TO DO
Each line of the listing that includes the string "nINDEX" needs to be located and copied.

RECORD SET
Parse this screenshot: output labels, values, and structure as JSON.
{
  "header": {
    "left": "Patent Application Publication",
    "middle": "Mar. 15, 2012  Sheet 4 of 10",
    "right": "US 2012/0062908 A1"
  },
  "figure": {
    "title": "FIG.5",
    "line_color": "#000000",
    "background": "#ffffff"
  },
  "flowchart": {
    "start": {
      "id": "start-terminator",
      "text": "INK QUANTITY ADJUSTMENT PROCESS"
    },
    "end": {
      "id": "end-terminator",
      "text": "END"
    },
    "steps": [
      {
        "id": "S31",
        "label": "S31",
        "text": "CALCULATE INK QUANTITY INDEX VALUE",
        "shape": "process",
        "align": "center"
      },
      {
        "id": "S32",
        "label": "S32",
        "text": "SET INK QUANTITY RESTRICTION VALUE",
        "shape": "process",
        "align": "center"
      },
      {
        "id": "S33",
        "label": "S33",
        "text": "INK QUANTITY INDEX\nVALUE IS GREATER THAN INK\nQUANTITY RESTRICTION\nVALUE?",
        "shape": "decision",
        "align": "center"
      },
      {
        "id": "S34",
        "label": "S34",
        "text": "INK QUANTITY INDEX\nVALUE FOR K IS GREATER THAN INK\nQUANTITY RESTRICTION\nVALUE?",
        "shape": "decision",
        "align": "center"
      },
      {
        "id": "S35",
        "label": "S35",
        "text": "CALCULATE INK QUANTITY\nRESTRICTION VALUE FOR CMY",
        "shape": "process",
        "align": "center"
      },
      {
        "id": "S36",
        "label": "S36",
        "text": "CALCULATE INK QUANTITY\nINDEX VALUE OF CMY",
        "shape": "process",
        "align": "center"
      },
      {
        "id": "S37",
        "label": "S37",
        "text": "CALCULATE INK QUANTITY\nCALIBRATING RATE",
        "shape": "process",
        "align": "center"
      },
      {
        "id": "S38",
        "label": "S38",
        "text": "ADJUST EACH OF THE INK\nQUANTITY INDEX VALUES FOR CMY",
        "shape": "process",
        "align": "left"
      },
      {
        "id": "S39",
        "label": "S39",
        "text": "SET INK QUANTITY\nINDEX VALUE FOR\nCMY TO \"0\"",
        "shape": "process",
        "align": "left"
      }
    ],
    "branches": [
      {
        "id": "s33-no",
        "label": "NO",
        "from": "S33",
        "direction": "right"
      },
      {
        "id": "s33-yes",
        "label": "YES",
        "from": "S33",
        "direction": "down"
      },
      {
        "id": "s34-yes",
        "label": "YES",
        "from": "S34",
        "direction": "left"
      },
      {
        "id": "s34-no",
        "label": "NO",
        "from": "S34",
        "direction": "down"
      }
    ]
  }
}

SOLVED EXERCISE
        "text": "CALCULATE INK QUANTITY\nINDEX VALUE OF CMY",
        "text": "SET INK QUANTITY\nINDEX VALUE FOR\nCMY TO \"0\"",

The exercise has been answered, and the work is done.